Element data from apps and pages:
-*-
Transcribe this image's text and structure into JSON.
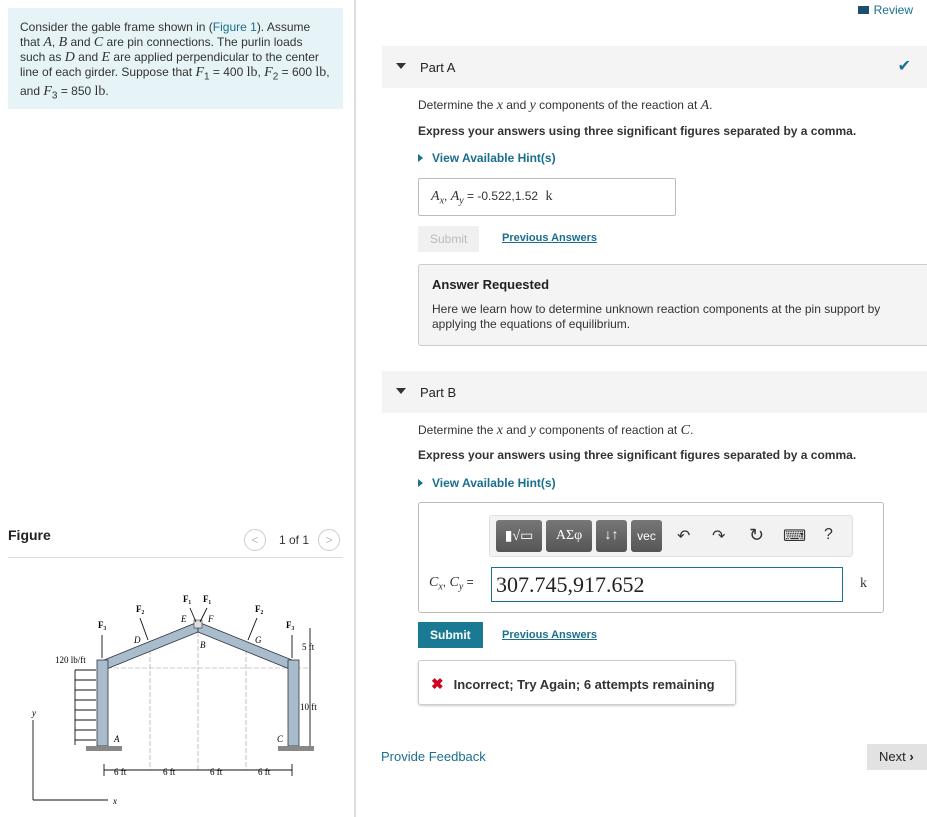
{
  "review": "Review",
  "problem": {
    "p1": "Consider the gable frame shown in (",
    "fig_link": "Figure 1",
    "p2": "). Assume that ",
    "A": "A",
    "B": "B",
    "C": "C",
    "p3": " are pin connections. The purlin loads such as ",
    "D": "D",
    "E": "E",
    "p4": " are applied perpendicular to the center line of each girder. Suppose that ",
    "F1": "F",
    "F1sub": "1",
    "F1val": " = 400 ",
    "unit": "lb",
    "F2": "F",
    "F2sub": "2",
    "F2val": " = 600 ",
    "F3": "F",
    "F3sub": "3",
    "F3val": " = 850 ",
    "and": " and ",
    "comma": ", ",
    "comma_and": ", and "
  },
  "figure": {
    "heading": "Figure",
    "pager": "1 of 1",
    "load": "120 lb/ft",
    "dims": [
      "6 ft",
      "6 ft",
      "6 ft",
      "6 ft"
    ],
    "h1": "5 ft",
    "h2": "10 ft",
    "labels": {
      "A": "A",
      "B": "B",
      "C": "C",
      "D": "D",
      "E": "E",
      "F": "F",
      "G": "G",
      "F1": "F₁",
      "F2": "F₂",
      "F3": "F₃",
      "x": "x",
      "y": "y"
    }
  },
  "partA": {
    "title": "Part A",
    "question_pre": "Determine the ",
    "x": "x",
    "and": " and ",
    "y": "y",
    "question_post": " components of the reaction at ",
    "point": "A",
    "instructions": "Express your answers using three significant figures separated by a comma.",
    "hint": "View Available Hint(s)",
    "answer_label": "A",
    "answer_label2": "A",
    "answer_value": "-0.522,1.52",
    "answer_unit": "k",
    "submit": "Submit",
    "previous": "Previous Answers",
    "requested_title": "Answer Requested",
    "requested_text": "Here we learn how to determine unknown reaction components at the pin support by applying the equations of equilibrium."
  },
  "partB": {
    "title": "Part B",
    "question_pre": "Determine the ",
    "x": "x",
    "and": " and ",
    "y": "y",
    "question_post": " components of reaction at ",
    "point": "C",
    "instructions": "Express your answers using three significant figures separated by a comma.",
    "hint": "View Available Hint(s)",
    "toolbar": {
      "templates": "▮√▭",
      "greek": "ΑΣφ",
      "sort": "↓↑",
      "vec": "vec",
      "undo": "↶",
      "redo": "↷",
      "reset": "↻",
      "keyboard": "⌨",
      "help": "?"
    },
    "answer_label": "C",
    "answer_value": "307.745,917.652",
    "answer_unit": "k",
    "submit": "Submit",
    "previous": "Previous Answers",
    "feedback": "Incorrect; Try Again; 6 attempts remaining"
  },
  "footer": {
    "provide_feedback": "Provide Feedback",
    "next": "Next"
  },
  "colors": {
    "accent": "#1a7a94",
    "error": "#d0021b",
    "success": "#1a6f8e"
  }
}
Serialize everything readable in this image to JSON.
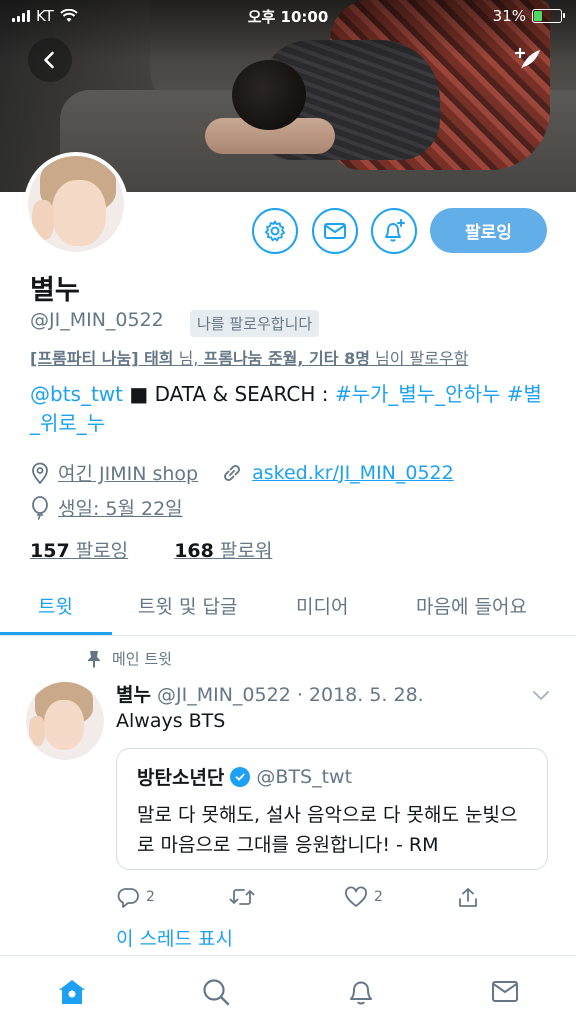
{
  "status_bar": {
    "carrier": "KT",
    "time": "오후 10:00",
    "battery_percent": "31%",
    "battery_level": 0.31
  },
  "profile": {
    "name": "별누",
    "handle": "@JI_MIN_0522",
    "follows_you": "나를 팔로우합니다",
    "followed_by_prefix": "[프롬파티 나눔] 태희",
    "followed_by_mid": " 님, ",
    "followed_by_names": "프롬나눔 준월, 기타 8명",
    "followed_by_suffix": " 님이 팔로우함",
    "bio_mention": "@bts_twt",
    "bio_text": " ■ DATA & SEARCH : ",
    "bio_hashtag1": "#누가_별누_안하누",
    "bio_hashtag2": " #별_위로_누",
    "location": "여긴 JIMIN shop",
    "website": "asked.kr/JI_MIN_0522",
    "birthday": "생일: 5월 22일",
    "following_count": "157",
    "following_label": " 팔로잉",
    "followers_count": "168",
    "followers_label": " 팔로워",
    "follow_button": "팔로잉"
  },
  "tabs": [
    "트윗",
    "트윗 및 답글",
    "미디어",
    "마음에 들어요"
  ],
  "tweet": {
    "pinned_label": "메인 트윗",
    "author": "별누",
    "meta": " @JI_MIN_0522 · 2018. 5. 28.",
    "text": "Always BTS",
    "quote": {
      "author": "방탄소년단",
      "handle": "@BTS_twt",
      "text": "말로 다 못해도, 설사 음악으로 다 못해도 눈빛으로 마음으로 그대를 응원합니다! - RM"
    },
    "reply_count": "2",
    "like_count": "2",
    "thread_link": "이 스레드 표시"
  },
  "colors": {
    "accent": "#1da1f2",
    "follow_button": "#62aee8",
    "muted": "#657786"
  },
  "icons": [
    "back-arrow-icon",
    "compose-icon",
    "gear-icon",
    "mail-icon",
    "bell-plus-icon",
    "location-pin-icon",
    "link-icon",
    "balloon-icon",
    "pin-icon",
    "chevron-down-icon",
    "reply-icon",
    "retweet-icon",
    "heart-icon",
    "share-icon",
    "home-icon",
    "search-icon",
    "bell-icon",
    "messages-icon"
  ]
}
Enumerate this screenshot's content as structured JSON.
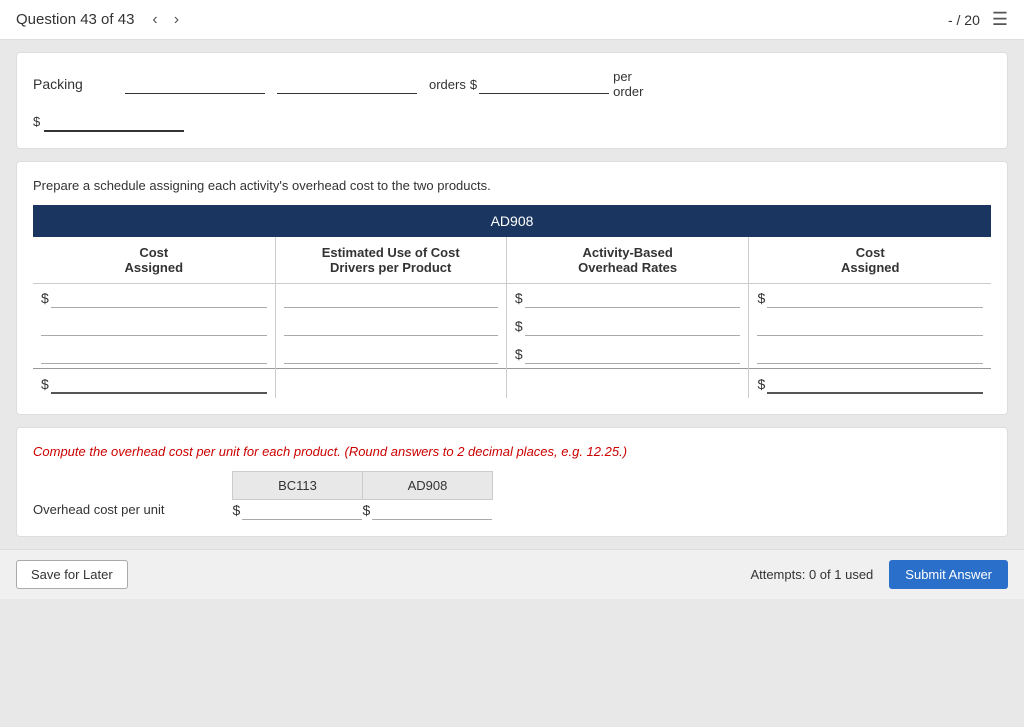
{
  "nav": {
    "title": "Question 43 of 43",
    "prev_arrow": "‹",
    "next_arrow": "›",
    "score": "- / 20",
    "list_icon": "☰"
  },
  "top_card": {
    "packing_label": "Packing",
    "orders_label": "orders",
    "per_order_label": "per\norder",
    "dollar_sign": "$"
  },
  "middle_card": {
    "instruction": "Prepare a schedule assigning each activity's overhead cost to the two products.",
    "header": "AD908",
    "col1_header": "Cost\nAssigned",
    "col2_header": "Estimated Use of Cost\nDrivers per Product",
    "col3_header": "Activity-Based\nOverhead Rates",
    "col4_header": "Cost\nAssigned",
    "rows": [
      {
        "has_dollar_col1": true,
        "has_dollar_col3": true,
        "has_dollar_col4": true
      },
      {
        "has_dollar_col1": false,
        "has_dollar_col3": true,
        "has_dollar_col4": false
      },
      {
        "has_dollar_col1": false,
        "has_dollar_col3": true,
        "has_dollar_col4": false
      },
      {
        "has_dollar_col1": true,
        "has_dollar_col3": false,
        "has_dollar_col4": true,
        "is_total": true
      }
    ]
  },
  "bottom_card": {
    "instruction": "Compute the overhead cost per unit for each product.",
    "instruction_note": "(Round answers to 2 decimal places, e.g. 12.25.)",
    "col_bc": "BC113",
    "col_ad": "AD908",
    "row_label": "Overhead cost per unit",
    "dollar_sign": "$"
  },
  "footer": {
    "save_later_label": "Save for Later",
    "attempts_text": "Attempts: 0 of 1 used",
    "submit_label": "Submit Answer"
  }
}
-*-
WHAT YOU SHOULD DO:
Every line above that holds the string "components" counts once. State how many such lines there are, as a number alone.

SOLUTION FOR THIS PROBLEM:
3